The new drugs are monoclonal antibodies aimed at CGRP (calcium-gene-related peptide), a string of amino acids that play a role in how people experience pain, and must be injected. All can be taken monthly, but fremanezumab has the advantage of also having the option of quarterly shots. The drugs have different mechanisms, but they prevent CGRP from working normally. Another drug that targets CGRP and will be given intravenously is in development, Silberstein said.
Competition may bring costs down, he said.
CGRP is elevated during migraine headaches. It also is involved in the movement of food through the gut and is present in the heart and blood vessels. Researchers were concerned that the drugs might cause systemic problems, but Silberstein said mild constipation was the most serious side effect of the drugs in the trials.
He said the drugs appeared to be equally effective. About half the patients had a 50 percent or greater reduction in the number of headaches they experienced. Almost three-quarters had at least a 30 percent reduction. The overall averages look less exciting, however. Chronic migraine patients had about two fewer headache days a month than those who took placebos. The placebo group had a small reduction in headaches, too. In the treatment groups, the intensity of the headaches also went down.

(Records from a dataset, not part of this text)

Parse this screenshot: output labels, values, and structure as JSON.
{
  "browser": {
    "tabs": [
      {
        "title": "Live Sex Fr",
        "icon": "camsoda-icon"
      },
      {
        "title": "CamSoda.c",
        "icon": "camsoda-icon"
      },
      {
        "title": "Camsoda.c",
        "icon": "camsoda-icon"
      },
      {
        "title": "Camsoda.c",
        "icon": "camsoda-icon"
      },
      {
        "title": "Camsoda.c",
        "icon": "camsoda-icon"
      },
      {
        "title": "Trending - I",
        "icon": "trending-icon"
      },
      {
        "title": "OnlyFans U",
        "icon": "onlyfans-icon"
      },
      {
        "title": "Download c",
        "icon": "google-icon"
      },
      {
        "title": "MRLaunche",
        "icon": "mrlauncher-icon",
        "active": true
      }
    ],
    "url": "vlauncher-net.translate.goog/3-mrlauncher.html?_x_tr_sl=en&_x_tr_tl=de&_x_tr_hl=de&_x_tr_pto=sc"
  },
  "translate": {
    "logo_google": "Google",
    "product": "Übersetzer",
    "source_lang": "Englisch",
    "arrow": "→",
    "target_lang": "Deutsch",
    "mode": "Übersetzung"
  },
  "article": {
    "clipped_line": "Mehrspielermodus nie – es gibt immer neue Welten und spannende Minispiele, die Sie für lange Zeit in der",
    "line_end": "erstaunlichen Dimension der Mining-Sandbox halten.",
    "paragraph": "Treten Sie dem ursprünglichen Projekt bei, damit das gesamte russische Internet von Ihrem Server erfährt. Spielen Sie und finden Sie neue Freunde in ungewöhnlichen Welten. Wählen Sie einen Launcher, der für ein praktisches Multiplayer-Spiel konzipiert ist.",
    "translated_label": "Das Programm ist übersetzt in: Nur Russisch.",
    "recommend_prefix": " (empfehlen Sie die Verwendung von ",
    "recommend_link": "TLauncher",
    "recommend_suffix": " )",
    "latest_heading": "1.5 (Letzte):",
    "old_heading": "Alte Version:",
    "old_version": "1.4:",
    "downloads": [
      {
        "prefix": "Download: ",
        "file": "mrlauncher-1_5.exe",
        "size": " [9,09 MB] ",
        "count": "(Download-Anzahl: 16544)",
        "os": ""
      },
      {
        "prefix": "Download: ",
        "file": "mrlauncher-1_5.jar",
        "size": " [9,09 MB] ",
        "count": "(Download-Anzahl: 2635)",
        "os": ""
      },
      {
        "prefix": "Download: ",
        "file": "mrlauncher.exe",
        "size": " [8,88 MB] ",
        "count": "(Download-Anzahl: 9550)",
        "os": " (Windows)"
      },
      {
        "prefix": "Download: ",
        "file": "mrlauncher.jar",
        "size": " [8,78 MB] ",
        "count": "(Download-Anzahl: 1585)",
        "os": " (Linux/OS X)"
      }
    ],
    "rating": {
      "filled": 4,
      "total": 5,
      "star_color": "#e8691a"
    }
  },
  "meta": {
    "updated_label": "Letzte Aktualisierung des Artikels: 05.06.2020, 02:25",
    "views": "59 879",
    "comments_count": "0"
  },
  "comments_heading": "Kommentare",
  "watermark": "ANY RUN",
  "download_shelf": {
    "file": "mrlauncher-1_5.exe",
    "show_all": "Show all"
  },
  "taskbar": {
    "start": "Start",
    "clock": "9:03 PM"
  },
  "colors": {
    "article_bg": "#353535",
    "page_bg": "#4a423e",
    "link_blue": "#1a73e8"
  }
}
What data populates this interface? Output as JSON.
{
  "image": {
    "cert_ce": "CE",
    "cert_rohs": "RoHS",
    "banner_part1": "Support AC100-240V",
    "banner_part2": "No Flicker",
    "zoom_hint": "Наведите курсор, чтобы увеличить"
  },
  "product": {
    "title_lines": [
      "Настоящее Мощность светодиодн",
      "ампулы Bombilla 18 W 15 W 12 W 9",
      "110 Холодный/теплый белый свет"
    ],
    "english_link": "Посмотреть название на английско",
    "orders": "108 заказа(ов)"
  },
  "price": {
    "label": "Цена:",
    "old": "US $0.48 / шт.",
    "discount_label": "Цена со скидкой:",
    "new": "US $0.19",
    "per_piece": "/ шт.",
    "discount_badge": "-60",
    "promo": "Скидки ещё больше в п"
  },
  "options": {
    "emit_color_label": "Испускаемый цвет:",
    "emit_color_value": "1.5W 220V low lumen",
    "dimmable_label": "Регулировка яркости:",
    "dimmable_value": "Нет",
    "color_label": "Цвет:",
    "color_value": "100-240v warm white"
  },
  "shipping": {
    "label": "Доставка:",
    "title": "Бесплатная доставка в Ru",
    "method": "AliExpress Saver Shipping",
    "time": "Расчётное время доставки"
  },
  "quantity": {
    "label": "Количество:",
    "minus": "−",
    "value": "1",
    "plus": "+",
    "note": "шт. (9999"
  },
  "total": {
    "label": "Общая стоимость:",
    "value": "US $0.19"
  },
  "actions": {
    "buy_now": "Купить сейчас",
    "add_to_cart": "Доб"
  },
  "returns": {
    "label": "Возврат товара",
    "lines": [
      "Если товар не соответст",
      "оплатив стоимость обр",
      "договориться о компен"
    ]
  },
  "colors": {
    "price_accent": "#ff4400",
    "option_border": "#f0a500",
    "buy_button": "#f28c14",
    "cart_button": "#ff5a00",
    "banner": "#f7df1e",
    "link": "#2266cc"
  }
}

Silberstein said the drugs were helpful for patients who responded. “I’ve had patients already on these drugs who went from not being able to function to having almost a normal life,” he said.